Florida: uses colleges to “catch up” 49 th in baccalaureate attainment in 1990s Mismatch of population and public universities – Miami, St. Petersburg, and rural areas Has become largest provider of CCB in U.S. – 18 institutions, 113 programs, 21 in Teacher Education and Nursing New “state college” sector of 9 former community colleges An example of collaboration: FGCU/Edison
Ontario Concerns about access, choice, & lack of progress on transfer led to PSECE Act, 2000 Trend toward concentration: a few colleges offer several, others offer a few niche programs Probably the biggest question: will Ontario give some colleges a different designation, like BC, Alberta, and Florida?
Washington: trying the inverted bachelor’s degree The problems of transfer from applied associate degree programs - course transfer - curriculum sequence The inverted (aka “upside-down”) degree: Bachelor of Professional Studies or Bachelor of Applied Studies The state still went ahead with a pilot project in which colleges award the baccalaureate

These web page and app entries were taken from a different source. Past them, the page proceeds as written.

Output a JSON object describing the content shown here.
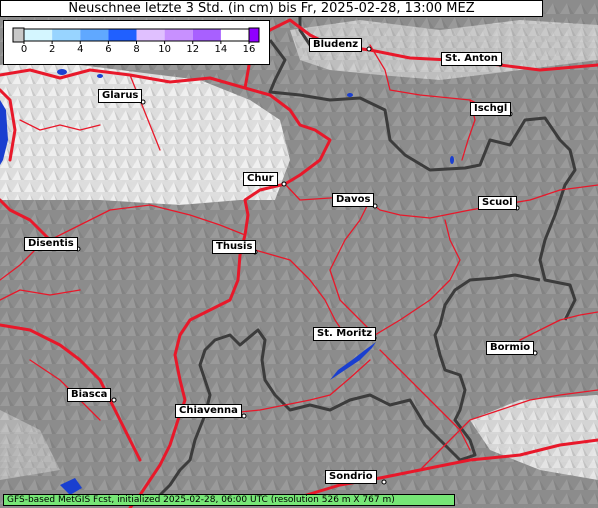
{
  "title": "Neuschnee letzte 3 Std. (in cm) bis Fr, 2025-02-28, 13:00 MEZ",
  "legend": {
    "ticks": [
      "0",
      "2",
      "4",
      "6",
      "8",
      "10",
      "12",
      "14",
      "16"
    ],
    "colors": [
      "#c8c8c8",
      "#d4f6ff",
      "#98d4ff",
      "#60a8ff",
      "#2060ff",
      "#e0c0ff",
      "#c890ff",
      "#a860ff",
      "#9000ff"
    ]
  },
  "places": [
    {
      "id": "bludenz",
      "name": "Bludenz"
    },
    {
      "id": "st-anton",
      "name": "St. Anton"
    },
    {
      "id": "glarus",
      "name": "Glarus"
    },
    {
      "id": "ischgl",
      "name": "Ischgl"
    },
    {
      "id": "chur",
      "name": "Chur"
    },
    {
      "id": "davos",
      "name": "Davos"
    },
    {
      "id": "scuol",
      "name": "Scuol"
    },
    {
      "id": "disentis",
      "name": "Disentis"
    },
    {
      "id": "thusis",
      "name": "Thusis"
    },
    {
      "id": "st-moritz",
      "name": "St. Moritz"
    },
    {
      "id": "bormio",
      "name": "Bormio"
    },
    {
      "id": "biasca",
      "name": "Biasca"
    },
    {
      "id": "chiavenna",
      "name": "Chiavenna"
    },
    {
      "id": "sondrio",
      "name": "Sondrio"
    }
  ],
  "footer": "GFS-based MetGIS Fcst, initialized 2025-02-28, 06:00 UTC  (resolution 526 m X 767 m)"
}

Arizona: the struggle continues Huge projected growth in demand relative to capacity of state universities, poor record of serving other areas of the state Colleges seeking CCB since 1997, universities strongly opposed Universities’ offer to address the problem of transfer from applied associate degree programs in colleges has not worked out – anyone remember the Port Hope Accord?
Michigan Stagnant economy, the Cherry Commission, the applied baccalaureate, and under-served areas Colleges seeking programs in such areas as concrete technology, maritime technology, and nursing Bill passed one house in September, 2010 Universities say there is no need – but remember Battle Creek!

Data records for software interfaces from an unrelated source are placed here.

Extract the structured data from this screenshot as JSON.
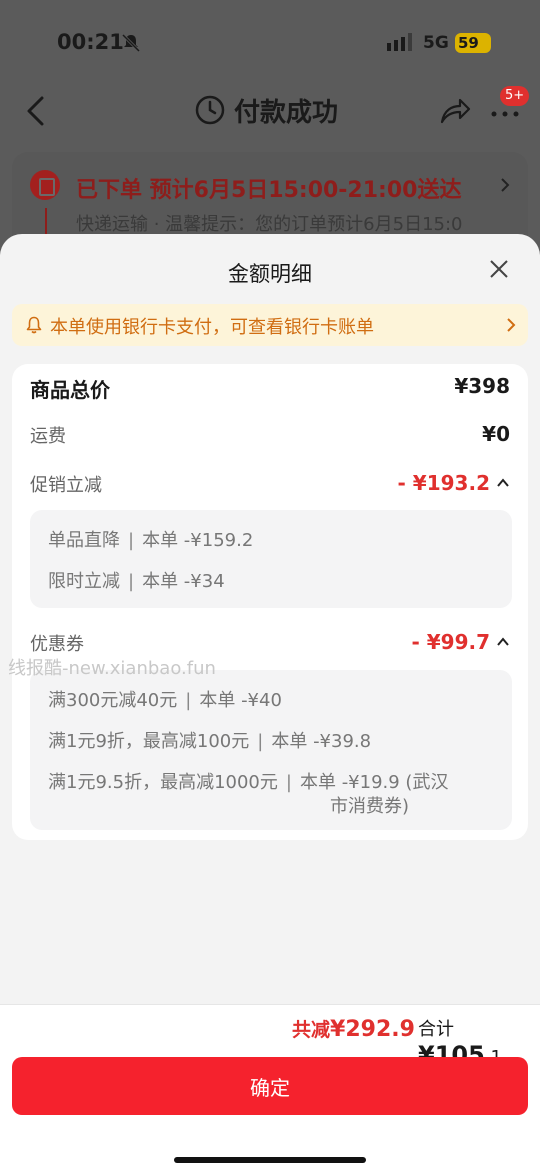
{
  "status": {
    "time": "00:21",
    "network": "5G",
    "battery": "59"
  },
  "nav": {
    "title": "付款成功",
    "badge": "5+"
  },
  "delivery": {
    "title": "已下单 预计6月5日15:00-21:00送达",
    "subtitle": "快递运输 · 温馨提示：您的订单预计6月5日15:0"
  },
  "sheet": {
    "title": "金额明细",
    "notice": "本单使用银行卡支付，可查看银行卡账单",
    "goods": {
      "label": "商品总价",
      "value": "¥398"
    },
    "shipping": {
      "label": "运费",
      "value": "¥0"
    },
    "promo": {
      "label": "促销立减",
      "value": "- ¥193.2",
      "items": [
        {
          "text": "单品直降",
          "sep": "|",
          "detail": "本单 -¥159.2"
        },
        {
          "text": "限时立减",
          "sep": "|",
          "detail": "本单 -¥34"
        }
      ]
    },
    "coupon": {
      "label": "优惠券",
      "value": "- ¥99.7",
      "items": [
        {
          "text": "满300元减40元",
          "sep": "|",
          "detail": "本单 -¥40"
        },
        {
          "text": "满1元9折，最高减100元",
          "sep": "|",
          "detail": "本单 -¥39.8"
        },
        {
          "text": "满1元9.5折，最高减1000元",
          "sep": "|",
          "detail": "本单 -¥19.9 (武汉",
          "detail2": "市消费券)"
        }
      ]
    },
    "watermark": "线报酷-new.xianbao.fun"
  },
  "footer": {
    "reduce_label": "共减",
    "reduce_value": "¥292.9",
    "total_label": "合计",
    "total_value": "¥105",
    "total_decimal": ".1",
    "confirm": "确定"
  }
}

Academic drift, mission creep? Yes, if mission defined solely in terms of highest academic credential awarded; No, if mission defined more broadly Instead of having two sectors differentiated by the authority to award bachelor’s degrees, focus on two sectors differentiated by the characteristics in the next slide

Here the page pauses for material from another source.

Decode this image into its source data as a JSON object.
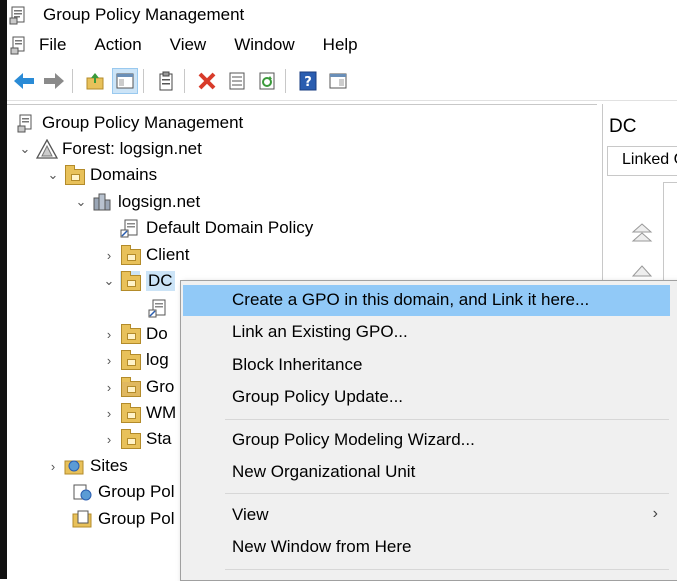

Re-conceptualizing the binary system with colleges that.... Are more applied and work-force oriented - in programs - in pedagogy Provide more open, economical access - serve students of more varied academic background, income, and location Are more teaching-focused - provide a more supportive environment for at-risk students Are more responsive to societal needs – have less autonomy from government
What is a baccalaureate? Our system of degrees dates back to 12 th century in Europe Bachelor’s degree was a step on the way to Magister or Doctor which were necessary for admission to the guild of teachers Since then, the baccalaureate has become a more significant indicator of readiness in a wide range of fields of work
What is a baccalaureate?, 2 The content, conditions and requirements for a baccalaureate have always been determined by consensus of those with the relevant expertise and authority – normally it has been what those who have the authority to award it say it is! Colleges in Canada have shown that they can satisfy the Canadian Degree Qualifications Framework (Council of Ministers of Education, Canada)
What is a baccalaureate?, 3 The important issue is not whether colleges can adapt their baccalaureate programs to the consensual view of what constitutes a baccalaureate that presently exists within the university community, but whether membership in the group that determines that consensus can be broadened sufficiently, resulting a more flexible conception of what a baccalaureate is that is consistent with college values and strengths.